Magness: When you look at the habit-culture research, a lot of people say that, hey, this is the answer, you need to wake up, meditate for 15 minutes, go for a walk, drink your coffee with butter in it or whatever the recent hack is. But what we want to get across is it’s not about some magic routine. It’s creating the routine or the environment that works for you. It’s about being able to step back and say, when am I at my best? Do I do my best writing at home in the office or does it sometimes take me going out to a coffee shop and doing it? Or do I do really well listening to music or completely shut off, phone in the other room or whatever. And I think for people who might say, oh, I can’t organize my life in that way, it’s not about being super strict on things or having some magic formula. It’s about setting yourself up and being intentional about it. Saying, all right, for the next hour I’m working on this article and let’s put myself in the best situation to do so.
But it’s more than just what feels right, right? I might feel like I’m at my best eating a sleeve of Oreos on the couch and watching TV. What’s the role of willpower, of forcing yourself to do something?

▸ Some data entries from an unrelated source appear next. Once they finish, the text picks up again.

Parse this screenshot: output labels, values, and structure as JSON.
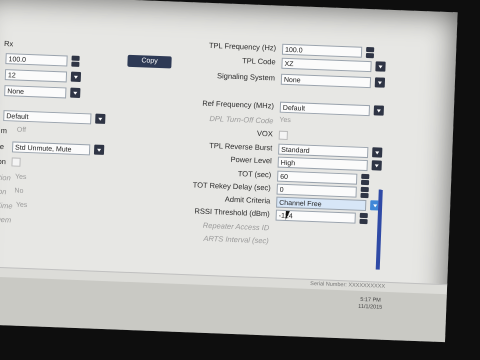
{
  "left_panel": {
    "label_top": "Rx",
    "freq_value": "100.0",
    "second_value": "12",
    "third_value": "None",
    "default_value": "Default",
    "off_label": "Off",
    "squelch_value": "Std Unmute, Mute",
    "partial_labels": [
      "m",
      "le",
      "on",
      "ition",
      "ion",
      "Time",
      "Dem"
    ],
    "partial_values": [
      "Yes",
      "No",
      "Yes"
    ]
  },
  "copy_button": "Copy",
  "right_panel": {
    "rows": [
      {
        "label": "TPL Frequency (Hz)",
        "value": "100.0",
        "control": "spin"
      },
      {
        "label": "TPL Code",
        "value": "XZ",
        "control": "dropdown"
      },
      {
        "label": "Signaling System",
        "value": "None",
        "control": "dropdown"
      },
      {
        "label": "Ref Frequency (MHz)",
        "value": "Default",
        "control": "dropdown"
      },
      {
        "label": "DPL Turn-Off Code",
        "value": "Yes",
        "control": "disabled"
      },
      {
        "label": "VOX",
        "value": "",
        "control": "checkbox"
      },
      {
        "label": "TPL Reverse Burst",
        "value": "Standard",
        "control": "dropdown"
      },
      {
        "label": "Power Level",
        "value": "High",
        "control": "dropdown"
      },
      {
        "label": "TOT (sec)",
        "value": "60",
        "control": "spin"
      },
      {
        "label": "TOT Rekey Delay (sec)",
        "value": "0",
        "control": "spin"
      },
      {
        "label": "Admit Criteria",
        "value": "Channel Free",
        "control": "dropdown-active"
      },
      {
        "label": "RSSI Threshold (dBm)",
        "value": "-124",
        "control": "spin"
      },
      {
        "label": "Repeater Access ID",
        "value": "",
        "control": "disabled"
      },
      {
        "label": "ARTS Interval (sec)",
        "value": "",
        "control": "disabled"
      }
    ]
  },
  "status_bar": {
    "text": "Serial Number: XXXXXXXXXX"
  },
  "clock": {
    "time": "5:17 PM",
    "date": "11/1/2015"
  }
}
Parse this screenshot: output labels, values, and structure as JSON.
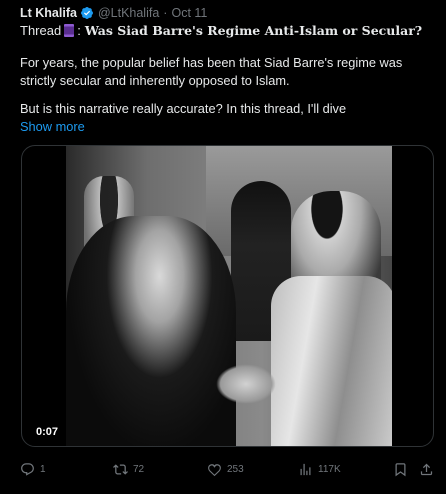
{
  "author": {
    "name": "Lt Khalifa",
    "handle": "@LtKhalifa",
    "separator": "·",
    "date": "Oct 11"
  },
  "more_label": "···",
  "tweet": {
    "thread_prefix": "Thread",
    "thread_separator": ":",
    "title": "Was Siad Barre's Regime Anti-Islam or Secular?",
    "paragraph1": "For years, the popular belief has been that Siad Barre's regime was strictly secular and inherently opposed to Islam.",
    "paragraph2": "But is this narrative really accurate? In this thread, I'll dive",
    "show_more": "Show more"
  },
  "media": {
    "timestamp": "0:07"
  },
  "actions": {
    "replies": "1",
    "retweets": "72",
    "likes": "253",
    "views": "117K"
  },
  "colors": {
    "background": "#000000",
    "text": "#e7e9ea",
    "muted": "#71767b",
    "link": "#1d9bf0",
    "verified": "#1d9bf0"
  }
}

Stulberg: There’s a lot of research that shows that shows that for sustainable, really fulfilling happiness, it is advantageous to take on meaningful things over pure pleasure. Anyone who’s ever gone from not running to training for a marathon hates the first month, but then most of them fall in love with it because they’re doing something challenging that’s meaningful. If you’re truly just in a rut where you’re only finding happiness in pleasure, take on something a little more meaningful and know that the first little while is really hard, but there’s a lot of — decades — of science that shows that meaning leads to a different kind of, and perhaps even more fulfilling, happiness.
Along these lines, the last section is about finding and articulating your purpose, and it kind of drives the rest of the book. You’re not going to implement anything else in the book in a long-term way if you’re not tuned in to your deeper motivation.

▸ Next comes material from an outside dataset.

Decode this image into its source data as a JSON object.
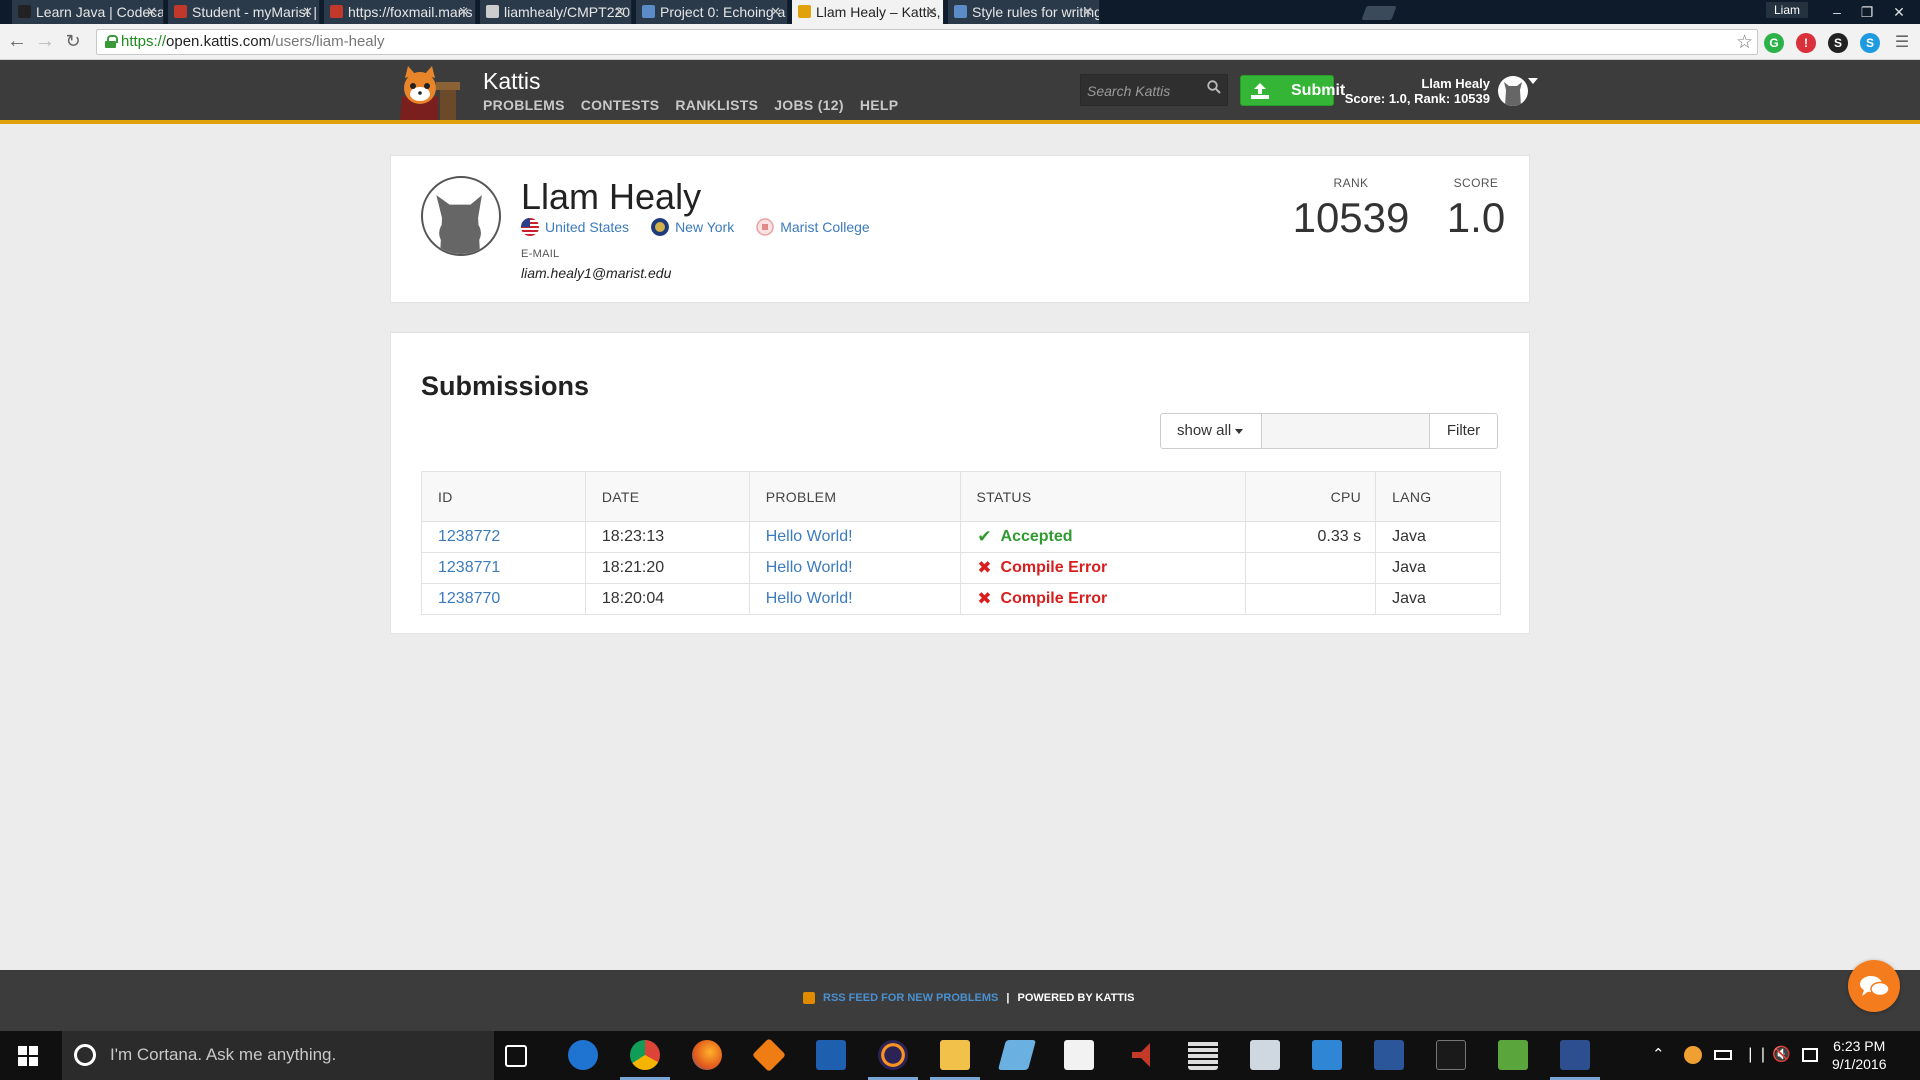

Magness: I think that’s why that section is last in the book. We look at all these tools and tricks and what it means to be productive, but purpose is almost the the best performance-enhancing activity or idea that you can have. It supersedes everything. If you have a purpose or a reason for doing so, you’re going to push further. We hear stories of moms lifting cars up so that their kid who’s trapped under can get out and everyone kind of laughs those stories off but there are documented cases of those. In the research, they call those hysterical strength and the reason those happen is because that purpose, that meaning, is so strong that the body essentially goes, forget all our checks and balances on this, let’s go, everything you’ve got. And to a smaller degree we can kind of tap into that in our everyday life. When motivation goes low, the thing that works consistently and continually is not thinking about, hey, if I do this I’m going to get a bonus or I’m going to get a reward. It’s about coming back and reflecting on why you are doing this: I’m doing it so support my kid or put him through college or give him a better opportunity. Having that purpose to fall back on is incredible.
Let’s go back to the original equation – stress + rest = growth. What does growth mean in a nonathletic, everyday context? What’s the end goal here for the average person?
Stulberg: Growth for a nonathlete is working toward one’s full potential in expressing your best self and feeling good about it. And I know it sounds very New Age–y and self-help-y but it’s just something to look forward to and to feel good about — to know that you’re pushing in a direction that is fulfilling, makes you feel good, and makes you feel like you’re working at your best.